Not currently; however, we are researching options to make this information public.
Yes, members of the Department are required to identify themselves and should not take any measure to purposely conceal their name. Officer's in uniform are required to display their badge and issued nameplate. Some garment, i.e. winter jacket, may not have a nameplate visible. Detectives should have their badge and Department issued ID readily available. If requested, all Department members will provide their name and badge (code) number.
The Department began its body-worn camera (BWC) program in 2017. As of June 2020, a total of 448 officers are issued cameras in the following areas of the Department: patrol, K-9, traffic enforcement, crash investigations, and all school resource officers. The Department does not currently use vehicle-mounted cameras. The Department policy for activation of the cameras in the field and the viewing and retention of footage is publicly available online.
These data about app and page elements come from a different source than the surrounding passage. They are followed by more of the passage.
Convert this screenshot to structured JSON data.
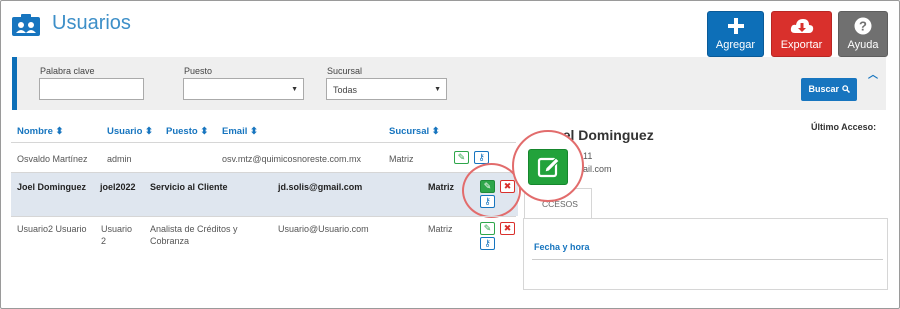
{
  "header": {
    "title": "Usuarios",
    "buttons": {
      "add_label": "Agregar",
      "export_label": "Exportar",
      "help_label": "Ayuda"
    }
  },
  "filters": {
    "keyword_label": "Palabra clave",
    "puesto_label": "Puesto",
    "puesto_value": "",
    "sucursal_label": "Sucursal",
    "sucursal_value": "Todas",
    "search_label": "Buscar"
  },
  "table": {
    "columns": [
      "Nombre",
      "Usuario",
      "Puesto",
      "Email",
      "Sucursal"
    ],
    "rows": [
      {
        "nombre": "Osvaldo Martínez",
        "usuario": "admin",
        "puesto": "",
        "email": "osv.mtz@quimicosnoreste.com.mx",
        "sucursal": "Matriz"
      },
      {
        "nombre": "Joel Dominguez",
        "usuario": "joel2022",
        "puesto": "Servicio al Cliente",
        "email": "jd.solis@gmail.com",
        "sucursal": "Matriz",
        "selected": true
      },
      {
        "nombre": "Usuario2 Usuario",
        "usuario_l1": "Usuario",
        "usuario_l2": "2",
        "puesto_l1": "Analista de Créditos y",
        "puesto_l2": "Cobranza",
        "email": "Usuario@Usuario.com",
        "sucursal": "Matriz"
      }
    ]
  },
  "detail": {
    "name": "Joel Dominguez",
    "last_access_label": "Último Acceso:",
    "phone_fragment": "11",
    "email_fragment": "ail.com",
    "tab_label": "CCESOS",
    "col_fecha": "Fecha y hora"
  },
  "icons": [
    "users-card-icon",
    "plus-icon",
    "cloud-download-icon",
    "question-icon",
    "search-icon",
    "chevron-up-icon",
    "sort-icon",
    "edit-icon",
    "delete-icon",
    "key-icon",
    "person-icon"
  ],
  "colors": {
    "primary": "#1775bf",
    "add": "#0d6fb8",
    "export": "#d9302c",
    "help": "#707070",
    "edit": "#2ea64a",
    "highlight": "#e26c6c"
  }
}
Yes, since the early 1990's, the Department has been involved with conducting professional surveys to gauge community satisfaction in a number of different areas to include: meeting community needs, police officer performance, attitudes and behaviors, citizens being treated fairly, crime prevention initiatives and other police services. Typically, these surveys are conducted at the County Government level using an independent, third-party company to collect data and the responses from the community. Based on these survey results, the agency reviews and evaluates its policies and procedures accordingly. Historically, community satisfaction among all races, gender and ethnicities has remained very high.
Yes, the Department takes the wellness of our officers and staff very seriously. In addition to the County's Employee Assistance Program, Department members have access to the Public Safety Resiliency Center which prioritizes peer support and annual wellness training. The Department also encourages physical and mental fitness of members and incorporates the value of family at the academy level and reinforces that mantra throughout career development. The resiliency center is staffed by licensed behavioral health specialists who offer a variety of resources to Department members to handle stress and cope with difficult situations. This center is offered free of charge to members to encourage them to perform at their very best performance.
The Department administers two oaths to every police officer. Officer's recite the Oath of Office, typically administered by the Clerk of the Court, at their graduation or other swearing in ceremony. In addition, officers recite the Law Enforcement Oath of Honor that is based on a model from the International Association of Chiefs of Police. The Oath of Honor is not only given at graduations and swearing in ceremonies, but also throughout the officer's career at various other ceremonies and events to serve as an important reminder to Department members of the dedication and commitment to the law enforcement profession.
The Department routinely solicits the assistance of many known and renown law enforcement agencies to mold and shape our policies, procedures, and practices.
Do you have a question that's not addressed in this document? Please send an email with your questions or concerns.